* **What is needed**:
Report the count of lines containing the word "label" in the entries below, and nothing more.

* **Data extracts**:

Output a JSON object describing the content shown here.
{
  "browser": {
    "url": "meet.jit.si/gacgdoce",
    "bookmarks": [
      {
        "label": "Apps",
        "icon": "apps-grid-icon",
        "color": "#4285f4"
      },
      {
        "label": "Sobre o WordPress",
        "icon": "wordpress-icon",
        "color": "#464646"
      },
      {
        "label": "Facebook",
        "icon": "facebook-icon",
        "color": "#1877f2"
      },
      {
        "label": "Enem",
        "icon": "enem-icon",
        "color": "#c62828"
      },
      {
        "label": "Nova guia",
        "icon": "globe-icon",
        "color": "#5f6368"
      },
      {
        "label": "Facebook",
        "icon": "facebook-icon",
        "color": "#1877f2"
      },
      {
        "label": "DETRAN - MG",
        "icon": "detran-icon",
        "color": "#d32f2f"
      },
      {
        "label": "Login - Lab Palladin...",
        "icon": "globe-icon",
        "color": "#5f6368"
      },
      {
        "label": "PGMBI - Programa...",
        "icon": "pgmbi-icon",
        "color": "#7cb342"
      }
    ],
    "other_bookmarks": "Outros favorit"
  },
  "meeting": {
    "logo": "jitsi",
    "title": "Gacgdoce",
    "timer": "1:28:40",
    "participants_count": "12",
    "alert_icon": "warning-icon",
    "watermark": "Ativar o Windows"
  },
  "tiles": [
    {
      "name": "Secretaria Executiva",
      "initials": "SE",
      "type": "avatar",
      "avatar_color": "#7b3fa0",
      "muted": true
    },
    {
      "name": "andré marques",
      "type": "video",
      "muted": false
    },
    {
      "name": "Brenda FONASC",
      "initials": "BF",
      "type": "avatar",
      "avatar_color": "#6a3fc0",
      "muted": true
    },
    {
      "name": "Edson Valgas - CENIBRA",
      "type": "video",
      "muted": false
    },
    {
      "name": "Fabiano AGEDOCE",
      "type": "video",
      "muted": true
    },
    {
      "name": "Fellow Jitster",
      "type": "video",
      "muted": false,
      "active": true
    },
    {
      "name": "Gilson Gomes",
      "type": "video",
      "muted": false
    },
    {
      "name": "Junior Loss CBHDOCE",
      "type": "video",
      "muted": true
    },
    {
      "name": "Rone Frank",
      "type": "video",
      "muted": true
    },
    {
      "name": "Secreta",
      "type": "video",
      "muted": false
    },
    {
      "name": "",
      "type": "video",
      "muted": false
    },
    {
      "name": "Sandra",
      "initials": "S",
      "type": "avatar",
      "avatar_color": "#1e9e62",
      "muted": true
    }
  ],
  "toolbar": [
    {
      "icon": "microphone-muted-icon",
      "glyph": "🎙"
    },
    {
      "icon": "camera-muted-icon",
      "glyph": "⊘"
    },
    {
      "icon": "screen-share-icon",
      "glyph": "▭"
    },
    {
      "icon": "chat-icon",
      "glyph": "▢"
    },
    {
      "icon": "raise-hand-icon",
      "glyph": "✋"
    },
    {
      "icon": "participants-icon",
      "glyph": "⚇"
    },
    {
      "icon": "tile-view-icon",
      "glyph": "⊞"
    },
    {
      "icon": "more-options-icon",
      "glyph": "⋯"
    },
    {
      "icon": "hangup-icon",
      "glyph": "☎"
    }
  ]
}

* **Written solution**:
9